529s Aren’t Just For Children. Adults Can Use Them, Too.
These past two years have been a catalyst for a lot of change. If you have stepped out of the job market or want to update your credentials, you can save for those costs in a 529 plan for yourself. And Ohio’s 529 Plan, CollegeAdvantage, offers the smartest way to save for it tax-free.
529s aren’t just for your kids as you plan for their higher education costs. You — yes, you, the adult, the parent – can use a 529 plan as well. And you aren’t alone in considering what you want to do concerning your own higher education. About 38% of adult Ohio workers believe they need additional education to advance their career. A majority say they’re likely to pursue more education in the next 5 years.1
Did you have to set aside your own higher education when you were younger? Do you feel like your career needs a boost of further education? Or do you want to completely change jobs to follow a new passion? Did you need to step away from your job to accommodate family changes and would like to freshen up your skills before heading back into the work force? Or do you need to attend some classes for continuing education classes? For all these possible opportunities, Ohio’s 529 Plan can help you save for those education expenses tax-free. And it only takes as little as $25 to start.
At What Schools Can You Use Ohio’s 529 Plan?
The great news is you have maximum flexibility with Ohio’s 529 Plan because it can be used at any federally accredited school nationwide. No matter what higher education you want to achieve, your 529 plan can be used for it, as long as the school or program accept federal financial aid. Which means your 529 account can be used not only at a four-year university or college, but also a two-year community or technical college, trade or vocation school, apprenticeship, certificate program, and graduate and professional school. This also means that there are thousands of schools across the country for you to use our own personal 529 account for your own higher education.
If you need to take some classes to upskill or get some retraining in your current field, you can take courses at your local community college, four-year college, or a certificate program. Just make sure that school you want to attend is federally accredited educational institution. To confirm that it is, search the website of Federal Student Aid, an Office of the U.S. Department of Higher Education that determines federal financial aid for students through the Free Application for Federal Student Aid (FAFSA). If it has a Federal School Code on FAFSA, then you can use your own personal 529 plan there.
The same holds true if you want to go back to graduate school to get your master’s in your field to increase your potential income.
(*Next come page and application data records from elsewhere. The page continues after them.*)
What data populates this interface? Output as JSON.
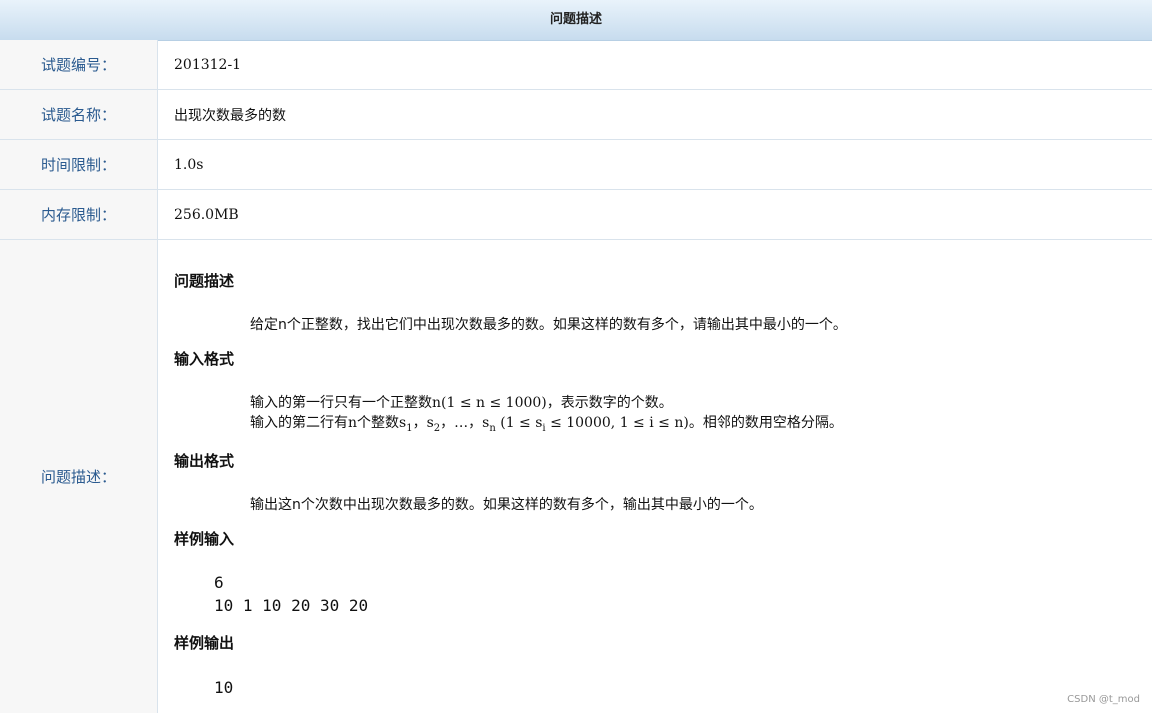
{
  "header": {
    "title": "问题描述"
  },
  "rows": [
    {
      "label": "试题编号：",
      "value": "201312-1"
    },
    {
      "label": "试题名称：",
      "value": "出现次数最多的数"
    },
    {
      "label": "时间限制：",
      "value": "1.0s"
    },
    {
      "label": "内存限制：",
      "value": "256.0MB"
    }
  ],
  "description": {
    "label": "问题描述：",
    "section1_title": "问题描述",
    "section1_text": "给定n个正整数，找出它们中出现次数最多的数。如果这样的数有多个，请输出其中最小的一个。",
    "section2_title": "输入格式",
    "section2_line1": "输入的第一行只有一个正整数n(1 ≤ n ≤ 1000)，表示数字的个数。",
    "section2_line2_prefix": "输入的第二行有n个整数s",
    "sub1": "1",
    "sep1": "，s",
    "sub2": "2",
    "sep2": "，…，s",
    "subn": "n",
    "section2_line2_mid": " (1 ≤ s",
    "subi": "i",
    "section2_line2_suffix": " ≤ 10000, 1 ≤ i ≤ n)。相邻的数用空格分隔。",
    "section3_title": "输出格式",
    "section3_text": "输出这n个次数中出现次数最多的数。如果这样的数有多个，输出其中最小的一个。",
    "section4_title": "样例输入",
    "sample_input_line1": "6",
    "sample_input_line2": "10 1 10 20 30 20",
    "section5_title": "样例输出",
    "sample_output": "10"
  },
  "watermark": "CSDN @t_mod"
}
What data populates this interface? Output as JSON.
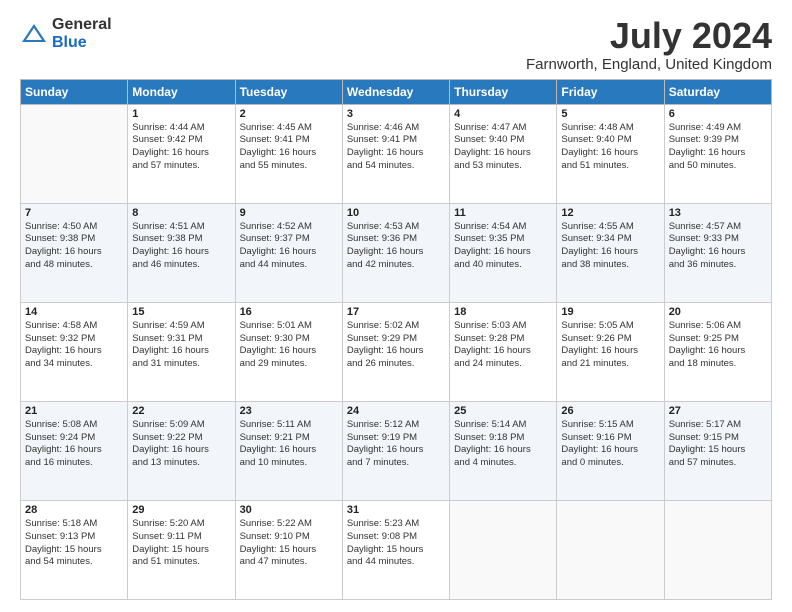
{
  "logo": {
    "general": "General",
    "blue": "Blue"
  },
  "header": {
    "title": "July 2024",
    "subtitle": "Farnworth, England, United Kingdom"
  },
  "weekdays": [
    "Sunday",
    "Monday",
    "Tuesday",
    "Wednesday",
    "Thursday",
    "Friday",
    "Saturday"
  ],
  "weeks": [
    [
      {
        "day": "",
        "info": ""
      },
      {
        "day": "1",
        "info": "Sunrise: 4:44 AM\nSunset: 9:42 PM\nDaylight: 16 hours\nand 57 minutes."
      },
      {
        "day": "2",
        "info": "Sunrise: 4:45 AM\nSunset: 9:41 PM\nDaylight: 16 hours\nand 55 minutes."
      },
      {
        "day": "3",
        "info": "Sunrise: 4:46 AM\nSunset: 9:41 PM\nDaylight: 16 hours\nand 54 minutes."
      },
      {
        "day": "4",
        "info": "Sunrise: 4:47 AM\nSunset: 9:40 PM\nDaylight: 16 hours\nand 53 minutes."
      },
      {
        "day": "5",
        "info": "Sunrise: 4:48 AM\nSunset: 9:40 PM\nDaylight: 16 hours\nand 51 minutes."
      },
      {
        "day": "6",
        "info": "Sunrise: 4:49 AM\nSunset: 9:39 PM\nDaylight: 16 hours\nand 50 minutes."
      }
    ],
    [
      {
        "day": "7",
        "info": "Sunrise: 4:50 AM\nSunset: 9:38 PM\nDaylight: 16 hours\nand 48 minutes."
      },
      {
        "day": "8",
        "info": "Sunrise: 4:51 AM\nSunset: 9:38 PM\nDaylight: 16 hours\nand 46 minutes."
      },
      {
        "day": "9",
        "info": "Sunrise: 4:52 AM\nSunset: 9:37 PM\nDaylight: 16 hours\nand 44 minutes."
      },
      {
        "day": "10",
        "info": "Sunrise: 4:53 AM\nSunset: 9:36 PM\nDaylight: 16 hours\nand 42 minutes."
      },
      {
        "day": "11",
        "info": "Sunrise: 4:54 AM\nSunset: 9:35 PM\nDaylight: 16 hours\nand 40 minutes."
      },
      {
        "day": "12",
        "info": "Sunrise: 4:55 AM\nSunset: 9:34 PM\nDaylight: 16 hours\nand 38 minutes."
      },
      {
        "day": "13",
        "info": "Sunrise: 4:57 AM\nSunset: 9:33 PM\nDaylight: 16 hours\nand 36 minutes."
      }
    ],
    [
      {
        "day": "14",
        "info": "Sunrise: 4:58 AM\nSunset: 9:32 PM\nDaylight: 16 hours\nand 34 minutes."
      },
      {
        "day": "15",
        "info": "Sunrise: 4:59 AM\nSunset: 9:31 PM\nDaylight: 16 hours\nand 31 minutes."
      },
      {
        "day": "16",
        "info": "Sunrise: 5:01 AM\nSunset: 9:30 PM\nDaylight: 16 hours\nand 29 minutes."
      },
      {
        "day": "17",
        "info": "Sunrise: 5:02 AM\nSunset: 9:29 PM\nDaylight: 16 hours\nand 26 minutes."
      },
      {
        "day": "18",
        "info": "Sunrise: 5:03 AM\nSunset: 9:28 PM\nDaylight: 16 hours\nand 24 minutes."
      },
      {
        "day": "19",
        "info": "Sunrise: 5:05 AM\nSunset: 9:26 PM\nDaylight: 16 hours\nand 21 minutes."
      },
      {
        "day": "20",
        "info": "Sunrise: 5:06 AM\nSunset: 9:25 PM\nDaylight: 16 hours\nand 18 minutes."
      }
    ],
    [
      {
        "day": "21",
        "info": "Sunrise: 5:08 AM\nSunset: 9:24 PM\nDaylight: 16 hours\nand 16 minutes."
      },
      {
        "day": "22",
        "info": "Sunrise: 5:09 AM\nSunset: 9:22 PM\nDaylight: 16 hours\nand 13 minutes."
      },
      {
        "day": "23",
        "info": "Sunrise: 5:11 AM\nSunset: 9:21 PM\nDaylight: 16 hours\nand 10 minutes."
      },
      {
        "day": "24",
        "info": "Sunrise: 5:12 AM\nSunset: 9:19 PM\nDaylight: 16 hours\nand 7 minutes."
      },
      {
        "day": "25",
        "info": "Sunrise: 5:14 AM\nSunset: 9:18 PM\nDaylight: 16 hours\nand 4 minutes."
      },
      {
        "day": "26",
        "info": "Sunrise: 5:15 AM\nSunset: 9:16 PM\nDaylight: 16 hours\nand 0 minutes."
      },
      {
        "day": "27",
        "info": "Sunrise: 5:17 AM\nSunset: 9:15 PM\nDaylight: 15 hours\nand 57 minutes."
      }
    ],
    [
      {
        "day": "28",
        "info": "Sunrise: 5:18 AM\nSunset: 9:13 PM\nDaylight: 15 hours\nand 54 minutes."
      },
      {
        "day": "29",
        "info": "Sunrise: 5:20 AM\nSunset: 9:11 PM\nDaylight: 15 hours\nand 51 minutes."
      },
      {
        "day": "30",
        "info": "Sunrise: 5:22 AM\nSunset: 9:10 PM\nDaylight: 15 hours\nand 47 minutes."
      },
      {
        "day": "31",
        "info": "Sunrise: 5:23 AM\nSunset: 9:08 PM\nDaylight: 15 hours\nand 44 minutes."
      },
      {
        "day": "",
        "info": ""
      },
      {
        "day": "",
        "info": ""
      },
      {
        "day": "",
        "info": ""
      }
    ]
  ]
}
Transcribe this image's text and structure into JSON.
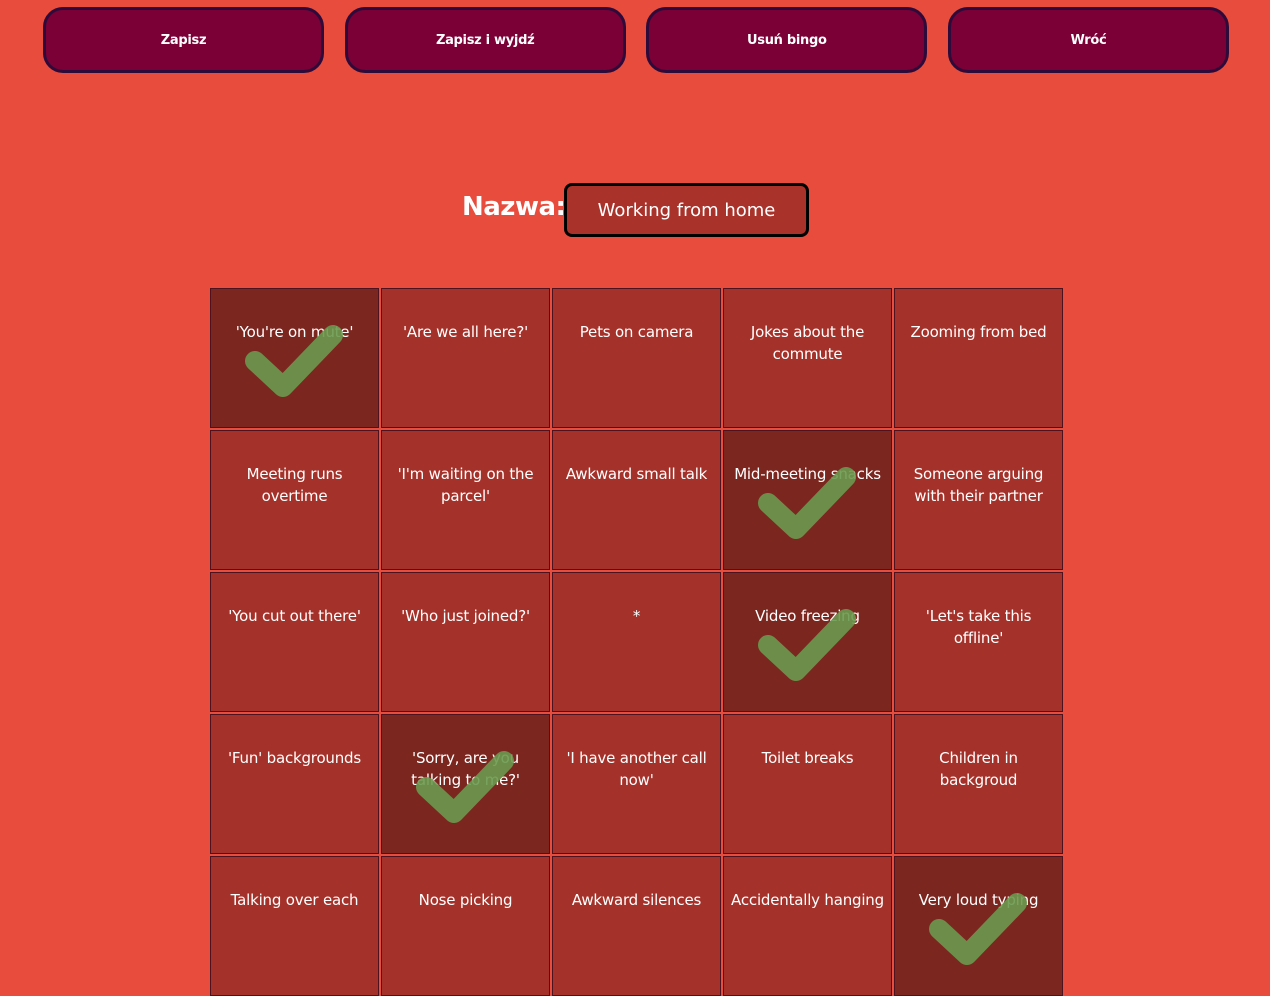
{
  "toolbar": {
    "save_label": "Zapisz",
    "save_exit_label": "Zapisz i wyjdź",
    "delete_label": "Usuń bingo",
    "back_label": "Wróć"
  },
  "name_field": {
    "label": "Nazwa:",
    "value": "Working from home"
  },
  "colors": {
    "background": "#e84c3d",
    "button": "#7a0035",
    "cell": "#a4322a",
    "cell_marked": "#7b261f",
    "check": "#6a9a4f"
  },
  "check_icon": "check-mark-icon",
  "cells": [
    {
      "text": "'You're on mute'",
      "marked": true
    },
    {
      "text": "'Are we all here?'",
      "marked": false
    },
    {
      "text": "Pets on camera",
      "marked": false
    },
    {
      "text": "Jokes about the commute",
      "marked": false
    },
    {
      "text": "Zooming from bed",
      "marked": false
    },
    {
      "text": "Meeting runs overtime",
      "marked": false
    },
    {
      "text": "'I'm waiting on the parcel'",
      "marked": false
    },
    {
      "text": "Awkward small talk",
      "marked": false
    },
    {
      "text": "Mid-meeting snacks",
      "marked": true
    },
    {
      "text": "Someone arguing with their partner",
      "marked": false
    },
    {
      "text": "'You cut out there'",
      "marked": false
    },
    {
      "text": "'Who just joined?'",
      "marked": false
    },
    {
      "text": "*",
      "marked": false
    },
    {
      "text": "Video freezing",
      "marked": true
    },
    {
      "text": "'Let's take this offline'",
      "marked": false
    },
    {
      "text": "'Fun' backgrounds",
      "marked": false
    },
    {
      "text": "'Sorry, are you talking to me?'",
      "marked": true
    },
    {
      "text": "'I have another call now'",
      "marked": false
    },
    {
      "text": "Toilet breaks",
      "marked": false
    },
    {
      "text": "Children in backgroud",
      "marked": false
    },
    {
      "text": "Talking over each",
      "marked": false
    },
    {
      "text": "Nose picking",
      "marked": false
    },
    {
      "text": "Awkward silences",
      "marked": false
    },
    {
      "text": "Accidentally hanging",
      "marked": false
    },
    {
      "text": "Very loud typing",
      "marked": true
    }
  ]
}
As long as the school has a school code with FAFSA, then you can use your Ohio 529 account there. The list includes medical, law, and many more specialized fields.
If you are in a field that requires continuing education to maintain your professional license-such as nursing and teaching a 529 plan can be used to cover those costs at a school that also accepts federal financial aid.
Do you need just a few more classes to finish your undergraduate degree? Contact the higher education institution to see what steps you need to take to complete your degree there. Or if you want to transfer your previously earned college credits to another institution and you live in Ohio, the Ohio Department of Higher Education (ODHE) can help you see what credits will transfer. Start your search with the Ohio Articulation and Transfer Network (OATN) to see how to transfer those credits. Remember, you can use your 529 plan to take those final courses to earn your bachelor’s degree at federally accredited postsecondary institution.
And if there is any remaining funds in your personal Ohio 529 account after you’ve completed the education you wanted, you can transfer the leftover money to your child or grandchild’s 529 plan.
Again, even if you’ve been saving in Ohio’s 529 Plan, you can use your account nationwide at any federally accredited higher education institution.
What Can You Pay For With Ohio 529?
Whether you will be heading into an in-person classroom or sitting at your laptop for online learning, you can use your Ohio 529 account to pay for that class. 529 college savings plans are made to cover those qualified expenses necessary to attend a higher education institution. And tuition—whether for in-person or online classes—is a necessary cost for attendance.
What else can you pay for tax-free with a withdrawal from your own 529 account, other than tuition? Mandatory fees; computer equipment and related technology as well as internet services; books, supplies and equipment related to enrollment and class schedule; and qualified costs for apprenticeships such as fees, textbooks, supplies, and equipment like required trade tools. And if you really want to full college experience, your 529 funds will cover room & board as well if you enrolled at least half-time.
How to open a 529 account for yourself
To open an Ohio 529 account for yourself, it’s just as simple as when you opened an account for your child. Only this time, you will be the account owner and the beneficiary. Follow the same steps as you did before to open your child’s Ohio 529 account, and if you need a reminder, this article will guide you through the process.
If there happens to be any leftover funds from a 529 plan that you set up for your child, you can transfer the remaining amount over to your own 529 account without any penalty as you are a member of the original beneficiary’s family.
Visit Ohio’s 529 Plan online to start saving today for your own higher education. An investment in a 529 plan is an investment in yourself where every dollar saved today is a dollar that doesn’t have to be borrowed later. Learn, plan, and start with Ohio’s 529 Plan today at CollegeAdvantage.com.
1 Strada-Gallup Education Consumer Survey 2018-2019. Base: U.S. Adults 18-65 with less than an associates’ degree and currently not enrolled, 106,214.
Posted on March 01, 2022